Black lung victim Keith Stoddart wished he had cancer

 

Black lung victims have formed a group to speak for a number of miners who are too scared to come forward in case they are sacked.
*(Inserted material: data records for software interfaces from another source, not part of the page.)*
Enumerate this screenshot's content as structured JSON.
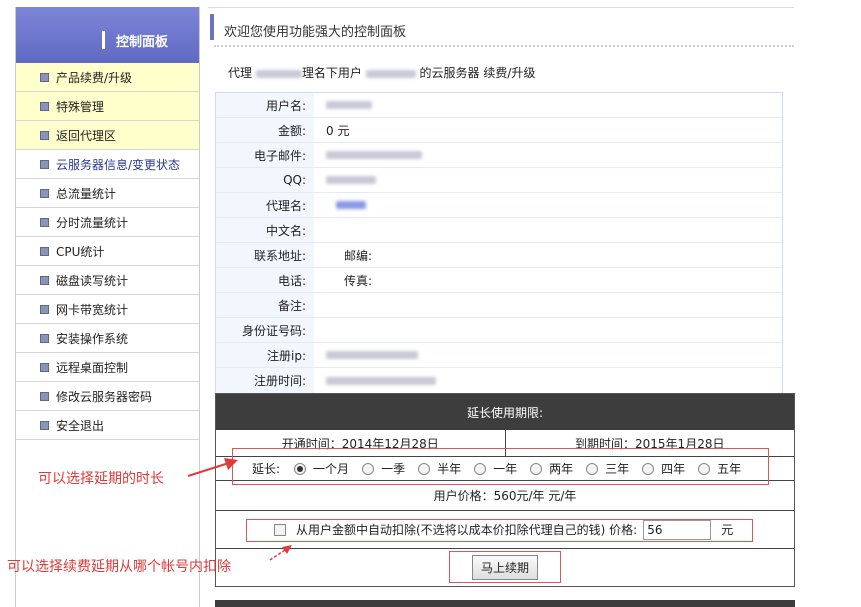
{
  "sidebar": {
    "title": "控制面板",
    "items": [
      {
        "label": "产品续费/升级"
      },
      {
        "label": "特殊管理"
      },
      {
        "label": "返回代理区"
      },
      {
        "label": "云服务器信息/变更状态"
      },
      {
        "label": "总流量统计"
      },
      {
        "label": "分时流量统计"
      },
      {
        "label": "CPU统计"
      },
      {
        "label": "磁盘读写统计"
      },
      {
        "label": "网卡带宽统计"
      },
      {
        "label": "安装操作系统"
      },
      {
        "label": "远程桌面控制"
      },
      {
        "label": "修改云服务器密码"
      },
      {
        "label": "安全退出"
      }
    ]
  },
  "header": {
    "title": "欢迎您使用功能强大的控制面板"
  },
  "subtitle": {
    "prefix": "代理",
    "mid": "理名下用户",
    "suffix": "的云服务器 续费/升级"
  },
  "info": {
    "username_label": "用户名:",
    "balance_label": "金额:",
    "balance_value": "0 元",
    "email_label": "电子邮件:",
    "qq_label": "QQ:",
    "agent_label": "代理名:",
    "cnname_label": "中文名:",
    "address_label": "联系地址:",
    "zip_label": "邮编:",
    "phone_label": "电话:",
    "fax_label": "传真:",
    "note_label": "备注:",
    "id_label": "身份证号码:",
    "regip_label": "注册ip:",
    "regtime_label": "注册时间:"
  },
  "renew": {
    "head": "延长使用期限:",
    "open_time": "开通时间：2014年12月28日",
    "expire_time": "到期时间：2015年1月28日",
    "extend_label": "延长:",
    "options": [
      "一个月",
      "一季",
      "半年",
      "一年",
      "两年",
      "三年",
      "四年",
      "五年"
    ],
    "price_text": "用户价格：560元/年 元/年",
    "deduct_text": "从用户金额中自动扣除(不选将以成本价扣除代理自己的钱) 价格:",
    "price_value": "56",
    "yuan": "元",
    "submit": "马上续期"
  },
  "annotations": {
    "a1": "可以选择延期的时长",
    "a2": "可以选择续费延期从哪个帐号内扣除"
  },
  "colors": {
    "accent": "#6b73c7",
    "annotation": "#e03a3a"
  }
}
Photo: Supplied image
Black lung victims have formed a group to speak for a number of miners who are too scared to come forward in case they are sacked. Photo: Supplied image

Given the choice, former coalminer Keith Stoddart would have swapped his black lung diagnosis for cancer because at least then “they may have been able to cut it out”.

Mr Stoddart is one of several victims who have joined forces to form a black lung victims’ group to speak up for a number of miners who are too scared to come forward in case they are sacked.

The 66-year-old Bundaberg resident went back to the mines in 2005, after a 16-year break, and was given a clear bill of health but that all changed a year ago when he was told he had black lung disease and would be constantly short of breath.

“We want our voices heard … There’s a lot of blokes who are working who are too scared to have X-rays and too scared to speak out because they will get sacked,” Mr Stoddart said.

Workers and union members protest for workers rights and the treatment of victims of black lung disease in April. Photo: Bradley Kanaris

“A lot of them are on contracts whereas I was lucky because I was permanent and they have put me on work cover.”

Mr Stoddart and fellow sufferers announced their new victims’ group in Mackay on Thursday.

He said there are shortcomings in the system that need to be rectified.

“I have been compensated but there are a lot of blokes who have retired and the way the compensation scheme works at the moment, you only have three years to claim and this black lung could take 10 years to hit you and you get nothing.”

Mr Stoddart, who first started working in the mines in the 1970s, knew something was wrong after experiencing pain in the right lung.

Tests showed he had black lung and now he relies heavily on Ventolin to get through each day.

“If it had been cancer they may have been able to cut it out,” he said.

Black lung, officially known as pneumoconiosis, is caused by long-term exposure to fine airborne coal dust in areas with poor ventilation.

The victims’ group wants the Queensland government to be more proactive in the prevention and reporting of the disease, increase support and assistance for victims, establish a 10-cent levy on every tonne of coal production and have independent studies of dust level on mine sites.

Only last week, three new cases of black lung disease were confirmed in Queensland which, according to the state’s department of natural resources, takes the official number of cases to 14.

AAP